May you rest in peace,  Herb. And may you go in peace, when God calls for you, dear Barb.

Sadness engulfs us, but knowing that these two will no longer experience pain brings us peace.  

Still plodding on

Hi, another quick update – I really will get round to a longer one soon! On my 14th round of meds. Research shows that being on the full dose of Revlimid for at least 12 months is good at extending remission, so let’s hope! However, it has become pretty wearing. I wasn’t able to see my consultant at my last appointment, so haven’t further reduced my steroids which I’d like to do if the results remain good next time. I haven’t really noticed a huge difference with halving the dose, which has been a bit disappointing, but maybe another drop will help. I do feel a bit more nauseous as steroids help with that and reducing them seems to have caused that problem, but the occasional anti-sickness tablet helps. I have been very lucky over the last years of treatment in not experiencing sickness due to chemo – nausea sometime, especially during the transplant, but nothing worse. I am trying hard to exercise more to make my muscles stronger – mainly walking or on a cross-trainer. Also gardening!!

Doing my Trade Union work as always – please all could readers of my blog campaign against the NHS ‘Reform’ which will be devastating for patients and staff. Please hassle your MPs and now the Peers – you can adopt a Peer http://www.goingtowork.org.uk/peers/ to write to. We had a well attended candlelit vigil last night outside the hospital. It’s cutting £30 million in the next two years, involving 300 redundancies and probably ward and operating theatre closures.

Just a note on people commenting on my blog – I won’t respond to anything which might be spam – if you have a question for me which you don’t want to put out as a comment you can email me on sarah@edweb.co.uk, but I will only respond if the email appears genuine and relates to issues about myeloma.

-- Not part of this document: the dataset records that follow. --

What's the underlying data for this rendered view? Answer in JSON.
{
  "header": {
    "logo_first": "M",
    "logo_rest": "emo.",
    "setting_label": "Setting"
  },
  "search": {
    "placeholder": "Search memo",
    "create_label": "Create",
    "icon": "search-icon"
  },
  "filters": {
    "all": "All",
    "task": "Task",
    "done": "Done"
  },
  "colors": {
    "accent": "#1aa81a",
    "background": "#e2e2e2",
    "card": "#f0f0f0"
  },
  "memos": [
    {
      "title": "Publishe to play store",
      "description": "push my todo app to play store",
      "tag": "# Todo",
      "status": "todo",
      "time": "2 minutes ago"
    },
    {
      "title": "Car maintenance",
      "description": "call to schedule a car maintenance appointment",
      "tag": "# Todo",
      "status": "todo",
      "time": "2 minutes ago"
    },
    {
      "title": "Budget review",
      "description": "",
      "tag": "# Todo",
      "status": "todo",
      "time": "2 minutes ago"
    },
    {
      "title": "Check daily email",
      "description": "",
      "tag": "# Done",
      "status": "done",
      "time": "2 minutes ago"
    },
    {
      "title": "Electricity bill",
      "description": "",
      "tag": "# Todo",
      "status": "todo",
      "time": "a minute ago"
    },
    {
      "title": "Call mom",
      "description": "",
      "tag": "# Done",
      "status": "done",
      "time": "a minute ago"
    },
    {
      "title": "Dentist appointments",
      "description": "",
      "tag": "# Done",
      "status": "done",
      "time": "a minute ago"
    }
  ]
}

Have a good autumn everyone and let’s hope the weather improves!